Demi Lovato Shared Her Honest Take on Body Positivity and How She Sees Things Differently

Body issues are still an ongoing problem in the showbiz community, despite awareness of it in the mainstream. Things are starting to change outside of the industry. However, there’s still far too much body shaming that sets the precedent of skinny equaling good.

After a near fatal drug overdose in 2018, Demi Lovato has an all-new philosophy on body positivity. She’s setting a new term many hope will stick in her industry so there’s less stigma attached to what someone’s body shape is.

As Lovato mounts a tremendous music career comeback, it’s worth looking at what new attitudes she’s setting for herself.

Demi Lovato says that pressure over her body image led to her overdose

Podcasts are great forums for notables to expound on things they maybe wouldn’t say on radio or TV. Since podcasts are unfiltered, anything can be said— though Lovato is already open and honest about everything she’s gone through in the last year.

When recently guesting on Ashley Graham’s podcast (Pretty Big Deal), Lovato wasn’t afraid to say her obsession with wanting to look slim created a cascade effect of bringing her down mentally. It was a stunning revelation; it opened a major pathway into realizing how much body image can wreak havoc on the psyche of anyone famous.

Part of this came in revealing she had exercise addiction, a problem not usually spoken about enough. She also started going into extreme dieting, creating an eating disorder in the process.

All of this was attributed to the music industry pressuring her to have a sexy body shape and constantly battling herself to look a certain way. Now she’s nurtured an all-new psychological stance on this everyone should be willing to listen to.

What happened to Demi Lovato could happen to any other woman in the music industry

Demi Lovato holding a microphone in front of a pink background
Demi Lovato | Rich Fury/Getty Images

With Lovato’s revelations about body image, everyone should take notice at what the music industry may be doing to other women. Unfortunately, that’s more than a little clear when seeing provocative album covers. Many women pop stars having to stay in shape for stage performances.

Maybe some of them succeed, yet the pressure to look a certain way can’t be good for their mental health.

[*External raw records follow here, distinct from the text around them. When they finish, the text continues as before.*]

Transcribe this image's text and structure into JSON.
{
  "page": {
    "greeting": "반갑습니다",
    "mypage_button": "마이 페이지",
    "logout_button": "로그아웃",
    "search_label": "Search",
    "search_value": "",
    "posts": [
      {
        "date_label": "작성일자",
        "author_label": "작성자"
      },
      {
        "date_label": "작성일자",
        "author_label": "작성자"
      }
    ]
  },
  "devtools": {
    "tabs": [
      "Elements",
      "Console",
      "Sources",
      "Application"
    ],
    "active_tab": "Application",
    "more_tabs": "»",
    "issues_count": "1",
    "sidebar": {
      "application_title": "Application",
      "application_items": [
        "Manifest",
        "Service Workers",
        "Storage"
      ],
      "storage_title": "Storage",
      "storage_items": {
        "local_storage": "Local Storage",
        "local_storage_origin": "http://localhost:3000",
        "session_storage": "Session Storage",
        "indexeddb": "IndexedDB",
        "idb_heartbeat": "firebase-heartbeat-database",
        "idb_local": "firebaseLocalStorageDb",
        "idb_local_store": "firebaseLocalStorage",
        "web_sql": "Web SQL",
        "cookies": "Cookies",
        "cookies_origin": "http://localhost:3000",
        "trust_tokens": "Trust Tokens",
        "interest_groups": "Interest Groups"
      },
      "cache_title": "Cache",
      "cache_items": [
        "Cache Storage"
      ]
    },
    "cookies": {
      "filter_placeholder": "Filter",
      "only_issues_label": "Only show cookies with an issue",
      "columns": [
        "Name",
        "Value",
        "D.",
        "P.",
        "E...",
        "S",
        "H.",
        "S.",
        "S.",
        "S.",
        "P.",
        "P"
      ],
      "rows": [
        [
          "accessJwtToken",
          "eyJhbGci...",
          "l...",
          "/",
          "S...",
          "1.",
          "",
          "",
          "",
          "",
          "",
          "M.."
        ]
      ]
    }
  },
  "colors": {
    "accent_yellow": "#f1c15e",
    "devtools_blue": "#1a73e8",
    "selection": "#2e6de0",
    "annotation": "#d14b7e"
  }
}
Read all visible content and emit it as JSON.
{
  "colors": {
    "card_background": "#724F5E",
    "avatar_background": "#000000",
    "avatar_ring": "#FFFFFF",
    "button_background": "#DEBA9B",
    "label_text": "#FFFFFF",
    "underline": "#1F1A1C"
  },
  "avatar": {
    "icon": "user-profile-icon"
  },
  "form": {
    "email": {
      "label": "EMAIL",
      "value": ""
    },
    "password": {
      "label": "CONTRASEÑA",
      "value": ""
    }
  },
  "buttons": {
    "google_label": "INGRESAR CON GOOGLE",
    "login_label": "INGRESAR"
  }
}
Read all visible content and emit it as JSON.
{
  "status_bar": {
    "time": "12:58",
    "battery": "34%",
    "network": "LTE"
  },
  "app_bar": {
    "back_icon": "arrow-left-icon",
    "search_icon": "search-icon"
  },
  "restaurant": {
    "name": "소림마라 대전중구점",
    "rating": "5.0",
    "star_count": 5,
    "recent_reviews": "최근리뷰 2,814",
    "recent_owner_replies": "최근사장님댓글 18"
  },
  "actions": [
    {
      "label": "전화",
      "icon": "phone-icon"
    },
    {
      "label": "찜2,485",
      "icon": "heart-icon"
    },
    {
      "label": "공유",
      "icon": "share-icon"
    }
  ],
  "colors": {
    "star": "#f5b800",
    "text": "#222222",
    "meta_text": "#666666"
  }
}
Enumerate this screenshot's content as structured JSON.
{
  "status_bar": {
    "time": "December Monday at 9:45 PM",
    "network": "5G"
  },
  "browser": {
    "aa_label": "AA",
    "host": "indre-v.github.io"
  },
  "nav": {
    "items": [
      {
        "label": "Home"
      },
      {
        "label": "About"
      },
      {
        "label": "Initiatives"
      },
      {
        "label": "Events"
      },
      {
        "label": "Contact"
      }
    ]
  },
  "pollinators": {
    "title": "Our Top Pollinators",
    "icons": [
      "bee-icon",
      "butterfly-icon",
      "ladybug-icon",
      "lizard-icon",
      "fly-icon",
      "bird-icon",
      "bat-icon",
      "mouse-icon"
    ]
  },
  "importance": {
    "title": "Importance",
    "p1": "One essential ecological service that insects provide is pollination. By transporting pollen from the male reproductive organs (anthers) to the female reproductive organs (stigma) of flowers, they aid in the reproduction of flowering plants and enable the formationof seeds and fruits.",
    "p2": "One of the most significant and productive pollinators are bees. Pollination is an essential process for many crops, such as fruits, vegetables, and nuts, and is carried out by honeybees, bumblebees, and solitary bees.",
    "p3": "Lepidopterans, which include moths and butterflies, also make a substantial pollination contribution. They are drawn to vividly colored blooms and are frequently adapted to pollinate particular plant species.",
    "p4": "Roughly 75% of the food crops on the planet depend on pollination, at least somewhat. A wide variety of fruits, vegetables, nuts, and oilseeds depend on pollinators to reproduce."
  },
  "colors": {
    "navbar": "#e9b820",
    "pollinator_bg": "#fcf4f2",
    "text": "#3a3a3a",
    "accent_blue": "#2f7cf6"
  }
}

For Lovato, she made it clear on the podcast: “I was thinking I found recovery and then I didn’t, and living this kind of lie, and trying to tell the world that I was happy with myself when I really wasn’t.”

After Lovato’s recovery following her overdose, she became adamant she’d change her perception of her body: from one of body positivity to one of body acceptance. Her openness of this should be looked at seriously by all of her peers in the showbiz world.

Other famous women may start to look at body acceptance as a positive life choice. If so, it might start to shift thinking on what society should expect of notables if wanting to live in reality.

Will her stance on body acceptance become the new norm?

To start her road to recovery and body acceptance, Lovato posted an unfiltered pic of herself in a bikini on Instagram. She felt relieved to be able to show her real body shape without worrying about negative comments or editing the image to make her look skinnier.

This is truly great news for her own mental state. Now it might broach discussions of it being the same issue for hundreds of other famous women in the entertainment industry.

The faster society can adopt Lovato’s way of thinking, the better the world will be in accepting everyone. Living in a fantasy where everyone has to look like chiseled gods or goddesses may finally be exposed for being mentally dangerous, even if physically achievable for some.